▶ **Exercise**
Go through the entries below and work out how many lines include "this". Answer with the number only.

** Records for the task follows **

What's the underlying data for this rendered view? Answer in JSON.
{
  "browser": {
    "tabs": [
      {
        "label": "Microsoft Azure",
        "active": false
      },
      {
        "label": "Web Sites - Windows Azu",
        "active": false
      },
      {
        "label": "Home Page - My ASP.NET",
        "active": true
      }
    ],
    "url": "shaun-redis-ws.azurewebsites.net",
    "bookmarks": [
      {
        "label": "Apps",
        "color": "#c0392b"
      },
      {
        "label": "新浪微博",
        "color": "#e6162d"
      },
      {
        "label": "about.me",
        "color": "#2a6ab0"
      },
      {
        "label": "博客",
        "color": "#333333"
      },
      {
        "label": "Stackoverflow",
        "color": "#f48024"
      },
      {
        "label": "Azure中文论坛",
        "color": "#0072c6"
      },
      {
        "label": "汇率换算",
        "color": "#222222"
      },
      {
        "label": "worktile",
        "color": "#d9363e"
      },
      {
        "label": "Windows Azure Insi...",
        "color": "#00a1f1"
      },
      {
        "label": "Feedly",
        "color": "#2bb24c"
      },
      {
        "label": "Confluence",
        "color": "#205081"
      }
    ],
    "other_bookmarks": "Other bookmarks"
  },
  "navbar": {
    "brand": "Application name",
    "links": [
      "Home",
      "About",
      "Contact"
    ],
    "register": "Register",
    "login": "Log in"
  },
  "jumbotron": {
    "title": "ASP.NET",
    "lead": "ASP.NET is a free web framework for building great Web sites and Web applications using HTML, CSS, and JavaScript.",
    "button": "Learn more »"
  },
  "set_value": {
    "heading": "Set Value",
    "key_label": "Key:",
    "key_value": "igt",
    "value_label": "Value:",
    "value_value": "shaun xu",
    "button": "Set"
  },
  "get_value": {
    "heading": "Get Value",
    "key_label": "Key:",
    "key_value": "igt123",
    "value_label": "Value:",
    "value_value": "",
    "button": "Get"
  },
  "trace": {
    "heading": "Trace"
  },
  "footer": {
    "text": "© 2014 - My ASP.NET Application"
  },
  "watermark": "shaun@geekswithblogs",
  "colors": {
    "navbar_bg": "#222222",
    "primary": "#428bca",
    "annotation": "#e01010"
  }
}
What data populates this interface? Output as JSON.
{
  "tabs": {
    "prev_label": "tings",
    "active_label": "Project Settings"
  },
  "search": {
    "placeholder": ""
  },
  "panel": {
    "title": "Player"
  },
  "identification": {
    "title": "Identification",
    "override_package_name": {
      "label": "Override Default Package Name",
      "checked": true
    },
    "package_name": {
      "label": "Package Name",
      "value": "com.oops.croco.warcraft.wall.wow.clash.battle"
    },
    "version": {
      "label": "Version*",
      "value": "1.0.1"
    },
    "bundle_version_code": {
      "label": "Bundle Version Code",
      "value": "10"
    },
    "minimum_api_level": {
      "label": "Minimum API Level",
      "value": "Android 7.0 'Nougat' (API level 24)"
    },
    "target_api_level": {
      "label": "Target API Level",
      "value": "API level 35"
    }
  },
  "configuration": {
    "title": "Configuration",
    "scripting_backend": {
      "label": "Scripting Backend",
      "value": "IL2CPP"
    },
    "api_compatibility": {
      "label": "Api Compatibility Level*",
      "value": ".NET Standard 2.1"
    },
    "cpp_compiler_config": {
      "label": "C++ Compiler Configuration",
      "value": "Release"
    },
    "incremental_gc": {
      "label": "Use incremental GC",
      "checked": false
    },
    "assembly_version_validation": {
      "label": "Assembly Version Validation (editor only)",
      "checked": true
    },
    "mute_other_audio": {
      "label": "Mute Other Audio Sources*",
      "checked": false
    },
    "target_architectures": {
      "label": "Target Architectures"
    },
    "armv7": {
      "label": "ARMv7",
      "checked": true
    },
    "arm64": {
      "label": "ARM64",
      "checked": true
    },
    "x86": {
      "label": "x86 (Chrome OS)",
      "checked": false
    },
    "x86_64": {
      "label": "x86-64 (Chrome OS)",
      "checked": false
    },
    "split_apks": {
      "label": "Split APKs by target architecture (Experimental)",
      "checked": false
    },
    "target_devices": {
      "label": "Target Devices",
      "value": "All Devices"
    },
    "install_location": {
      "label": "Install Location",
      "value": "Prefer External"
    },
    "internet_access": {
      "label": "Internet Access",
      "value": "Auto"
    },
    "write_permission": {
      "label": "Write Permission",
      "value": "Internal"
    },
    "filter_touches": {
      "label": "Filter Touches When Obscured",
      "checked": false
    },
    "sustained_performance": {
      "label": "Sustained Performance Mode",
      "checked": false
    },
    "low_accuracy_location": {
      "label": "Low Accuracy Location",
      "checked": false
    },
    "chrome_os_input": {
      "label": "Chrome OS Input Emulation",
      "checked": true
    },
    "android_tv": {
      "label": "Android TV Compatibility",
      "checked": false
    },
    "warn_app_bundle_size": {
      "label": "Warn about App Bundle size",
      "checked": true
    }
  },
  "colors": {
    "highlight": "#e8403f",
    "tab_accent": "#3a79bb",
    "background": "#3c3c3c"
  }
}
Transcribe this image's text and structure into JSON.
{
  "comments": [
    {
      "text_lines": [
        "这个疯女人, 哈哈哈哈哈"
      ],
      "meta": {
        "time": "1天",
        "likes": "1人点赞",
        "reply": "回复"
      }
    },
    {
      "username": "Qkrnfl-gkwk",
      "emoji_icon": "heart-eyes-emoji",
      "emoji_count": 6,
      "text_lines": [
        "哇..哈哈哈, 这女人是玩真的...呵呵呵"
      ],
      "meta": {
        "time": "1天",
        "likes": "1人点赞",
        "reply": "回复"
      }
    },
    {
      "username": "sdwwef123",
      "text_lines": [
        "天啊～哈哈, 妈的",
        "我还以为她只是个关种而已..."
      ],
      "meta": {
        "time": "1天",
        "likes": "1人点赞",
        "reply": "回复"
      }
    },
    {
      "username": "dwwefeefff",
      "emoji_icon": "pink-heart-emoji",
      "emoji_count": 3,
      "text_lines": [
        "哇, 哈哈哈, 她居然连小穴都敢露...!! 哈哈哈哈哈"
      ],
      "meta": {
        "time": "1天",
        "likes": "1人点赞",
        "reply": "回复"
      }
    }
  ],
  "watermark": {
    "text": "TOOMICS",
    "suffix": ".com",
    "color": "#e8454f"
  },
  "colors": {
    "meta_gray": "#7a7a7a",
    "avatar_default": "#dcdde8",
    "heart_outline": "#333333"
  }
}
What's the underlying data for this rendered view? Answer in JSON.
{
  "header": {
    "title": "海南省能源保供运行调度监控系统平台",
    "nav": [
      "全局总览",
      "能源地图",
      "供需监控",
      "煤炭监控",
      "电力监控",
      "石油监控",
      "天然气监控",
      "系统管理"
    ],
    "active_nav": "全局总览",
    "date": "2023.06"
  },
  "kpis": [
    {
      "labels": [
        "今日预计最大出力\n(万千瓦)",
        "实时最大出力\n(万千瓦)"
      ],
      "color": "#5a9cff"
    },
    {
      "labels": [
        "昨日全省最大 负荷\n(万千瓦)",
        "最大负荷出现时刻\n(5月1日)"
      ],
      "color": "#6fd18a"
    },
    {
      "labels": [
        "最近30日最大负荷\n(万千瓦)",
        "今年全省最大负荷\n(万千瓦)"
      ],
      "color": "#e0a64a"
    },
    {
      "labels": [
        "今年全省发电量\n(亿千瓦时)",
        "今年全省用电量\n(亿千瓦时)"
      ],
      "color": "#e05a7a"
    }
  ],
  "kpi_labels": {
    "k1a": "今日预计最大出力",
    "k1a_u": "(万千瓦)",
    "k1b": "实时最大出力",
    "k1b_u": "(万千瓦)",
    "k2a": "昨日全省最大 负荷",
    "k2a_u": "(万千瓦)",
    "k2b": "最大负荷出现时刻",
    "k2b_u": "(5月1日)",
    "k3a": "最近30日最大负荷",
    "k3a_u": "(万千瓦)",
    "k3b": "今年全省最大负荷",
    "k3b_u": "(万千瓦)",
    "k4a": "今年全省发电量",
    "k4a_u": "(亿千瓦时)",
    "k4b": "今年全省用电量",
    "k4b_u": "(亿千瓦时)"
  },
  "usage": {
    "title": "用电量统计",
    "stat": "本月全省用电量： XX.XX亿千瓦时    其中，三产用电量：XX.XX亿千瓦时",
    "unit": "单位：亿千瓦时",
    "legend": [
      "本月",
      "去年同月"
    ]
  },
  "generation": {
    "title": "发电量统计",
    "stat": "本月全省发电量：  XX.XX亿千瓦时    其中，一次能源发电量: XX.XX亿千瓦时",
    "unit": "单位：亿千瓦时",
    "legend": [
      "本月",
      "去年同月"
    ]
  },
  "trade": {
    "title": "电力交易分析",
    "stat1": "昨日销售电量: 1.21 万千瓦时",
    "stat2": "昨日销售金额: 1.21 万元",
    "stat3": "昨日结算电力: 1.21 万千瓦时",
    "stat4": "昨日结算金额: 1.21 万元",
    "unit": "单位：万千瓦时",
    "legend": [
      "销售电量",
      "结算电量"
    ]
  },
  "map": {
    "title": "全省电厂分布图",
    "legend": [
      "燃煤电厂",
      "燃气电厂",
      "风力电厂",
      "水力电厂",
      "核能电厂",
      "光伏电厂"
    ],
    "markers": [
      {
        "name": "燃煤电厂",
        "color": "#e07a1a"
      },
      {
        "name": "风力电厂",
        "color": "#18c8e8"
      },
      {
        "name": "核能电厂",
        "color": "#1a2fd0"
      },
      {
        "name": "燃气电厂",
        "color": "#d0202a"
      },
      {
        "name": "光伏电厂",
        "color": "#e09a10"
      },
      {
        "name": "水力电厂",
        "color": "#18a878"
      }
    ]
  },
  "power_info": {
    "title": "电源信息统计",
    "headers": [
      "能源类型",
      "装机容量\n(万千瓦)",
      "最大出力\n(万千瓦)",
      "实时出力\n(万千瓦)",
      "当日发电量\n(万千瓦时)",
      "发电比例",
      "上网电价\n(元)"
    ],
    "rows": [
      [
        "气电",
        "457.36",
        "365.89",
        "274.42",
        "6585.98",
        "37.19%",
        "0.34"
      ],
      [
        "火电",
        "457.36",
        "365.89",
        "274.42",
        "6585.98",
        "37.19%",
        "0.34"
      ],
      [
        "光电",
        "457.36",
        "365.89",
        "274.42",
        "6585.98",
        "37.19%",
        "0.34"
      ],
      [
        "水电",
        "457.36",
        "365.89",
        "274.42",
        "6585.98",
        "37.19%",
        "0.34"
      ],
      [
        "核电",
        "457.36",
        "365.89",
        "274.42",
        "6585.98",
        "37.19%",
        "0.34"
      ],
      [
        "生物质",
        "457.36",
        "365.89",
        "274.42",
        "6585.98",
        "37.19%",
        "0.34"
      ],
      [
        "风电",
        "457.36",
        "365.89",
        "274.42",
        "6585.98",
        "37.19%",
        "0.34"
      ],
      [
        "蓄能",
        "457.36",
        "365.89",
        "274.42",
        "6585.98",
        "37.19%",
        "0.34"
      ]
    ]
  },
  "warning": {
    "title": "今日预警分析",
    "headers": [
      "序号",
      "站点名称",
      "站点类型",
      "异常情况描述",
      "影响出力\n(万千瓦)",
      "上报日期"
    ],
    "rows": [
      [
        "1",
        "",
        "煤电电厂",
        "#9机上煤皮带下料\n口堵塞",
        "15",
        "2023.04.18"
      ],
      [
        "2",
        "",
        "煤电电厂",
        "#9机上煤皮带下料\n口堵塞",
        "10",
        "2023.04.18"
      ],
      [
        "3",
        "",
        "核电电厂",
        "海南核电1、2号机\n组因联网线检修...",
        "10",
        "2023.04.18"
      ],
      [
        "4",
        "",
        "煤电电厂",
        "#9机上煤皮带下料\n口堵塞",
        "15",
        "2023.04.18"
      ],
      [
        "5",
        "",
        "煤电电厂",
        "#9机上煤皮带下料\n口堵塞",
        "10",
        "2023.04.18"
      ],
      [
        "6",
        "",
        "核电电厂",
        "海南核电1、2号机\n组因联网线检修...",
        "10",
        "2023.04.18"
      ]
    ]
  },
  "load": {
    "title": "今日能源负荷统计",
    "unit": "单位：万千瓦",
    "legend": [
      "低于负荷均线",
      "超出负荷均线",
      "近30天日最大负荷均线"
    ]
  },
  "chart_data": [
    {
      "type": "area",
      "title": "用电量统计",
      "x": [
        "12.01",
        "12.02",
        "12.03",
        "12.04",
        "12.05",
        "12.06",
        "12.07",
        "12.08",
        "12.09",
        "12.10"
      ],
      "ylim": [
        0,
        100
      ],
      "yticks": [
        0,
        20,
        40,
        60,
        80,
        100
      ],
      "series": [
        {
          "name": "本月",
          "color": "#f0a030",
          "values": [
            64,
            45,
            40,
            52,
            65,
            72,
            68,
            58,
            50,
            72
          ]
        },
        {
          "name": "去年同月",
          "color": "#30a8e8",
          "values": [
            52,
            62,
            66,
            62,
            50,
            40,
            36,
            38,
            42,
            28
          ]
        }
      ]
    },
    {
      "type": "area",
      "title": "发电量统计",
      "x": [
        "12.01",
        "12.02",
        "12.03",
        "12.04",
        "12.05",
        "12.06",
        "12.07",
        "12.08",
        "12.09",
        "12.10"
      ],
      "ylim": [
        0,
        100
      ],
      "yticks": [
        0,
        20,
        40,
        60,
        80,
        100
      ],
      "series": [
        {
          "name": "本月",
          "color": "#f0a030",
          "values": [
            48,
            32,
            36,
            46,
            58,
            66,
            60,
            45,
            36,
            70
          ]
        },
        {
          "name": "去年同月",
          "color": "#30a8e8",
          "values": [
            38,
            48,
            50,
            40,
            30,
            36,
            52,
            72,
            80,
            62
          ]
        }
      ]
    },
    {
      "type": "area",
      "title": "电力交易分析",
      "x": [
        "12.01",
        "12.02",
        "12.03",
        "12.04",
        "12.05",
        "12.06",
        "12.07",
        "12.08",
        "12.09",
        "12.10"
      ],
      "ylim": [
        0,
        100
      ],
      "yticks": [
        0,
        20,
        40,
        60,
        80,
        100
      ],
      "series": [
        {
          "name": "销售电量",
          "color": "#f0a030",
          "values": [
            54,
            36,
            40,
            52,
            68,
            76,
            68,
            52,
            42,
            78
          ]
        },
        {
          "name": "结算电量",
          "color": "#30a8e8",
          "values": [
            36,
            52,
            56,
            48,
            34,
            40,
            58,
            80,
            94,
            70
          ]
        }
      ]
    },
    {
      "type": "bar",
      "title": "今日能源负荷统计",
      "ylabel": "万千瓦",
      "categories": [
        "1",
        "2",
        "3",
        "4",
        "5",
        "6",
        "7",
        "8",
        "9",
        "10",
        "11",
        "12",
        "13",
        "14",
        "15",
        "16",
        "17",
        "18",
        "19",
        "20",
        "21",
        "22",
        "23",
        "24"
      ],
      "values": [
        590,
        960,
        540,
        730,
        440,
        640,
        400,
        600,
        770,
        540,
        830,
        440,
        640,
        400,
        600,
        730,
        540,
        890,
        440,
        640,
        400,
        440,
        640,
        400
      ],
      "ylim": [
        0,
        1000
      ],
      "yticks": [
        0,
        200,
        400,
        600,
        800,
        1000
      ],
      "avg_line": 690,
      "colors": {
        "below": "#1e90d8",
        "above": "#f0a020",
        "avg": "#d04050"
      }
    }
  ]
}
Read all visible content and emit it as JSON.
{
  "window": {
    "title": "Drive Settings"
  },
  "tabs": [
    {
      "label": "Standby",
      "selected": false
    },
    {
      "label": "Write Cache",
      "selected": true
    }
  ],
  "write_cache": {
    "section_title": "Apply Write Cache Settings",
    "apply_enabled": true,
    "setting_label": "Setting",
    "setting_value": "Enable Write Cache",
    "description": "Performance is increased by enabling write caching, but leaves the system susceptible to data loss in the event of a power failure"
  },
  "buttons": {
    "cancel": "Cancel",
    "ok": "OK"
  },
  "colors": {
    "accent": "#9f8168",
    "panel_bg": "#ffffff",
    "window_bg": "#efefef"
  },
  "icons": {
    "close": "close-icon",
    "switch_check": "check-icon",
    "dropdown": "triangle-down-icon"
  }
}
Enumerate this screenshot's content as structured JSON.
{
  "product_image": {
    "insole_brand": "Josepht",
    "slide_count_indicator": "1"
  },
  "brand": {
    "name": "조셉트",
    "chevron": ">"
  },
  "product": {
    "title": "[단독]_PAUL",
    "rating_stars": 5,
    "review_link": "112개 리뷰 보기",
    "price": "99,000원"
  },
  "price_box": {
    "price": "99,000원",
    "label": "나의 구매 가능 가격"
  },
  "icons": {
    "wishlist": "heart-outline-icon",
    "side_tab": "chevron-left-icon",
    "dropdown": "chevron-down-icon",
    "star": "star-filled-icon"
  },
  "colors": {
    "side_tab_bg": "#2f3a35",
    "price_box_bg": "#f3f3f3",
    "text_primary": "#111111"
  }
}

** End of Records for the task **

▶ **Solution below**
5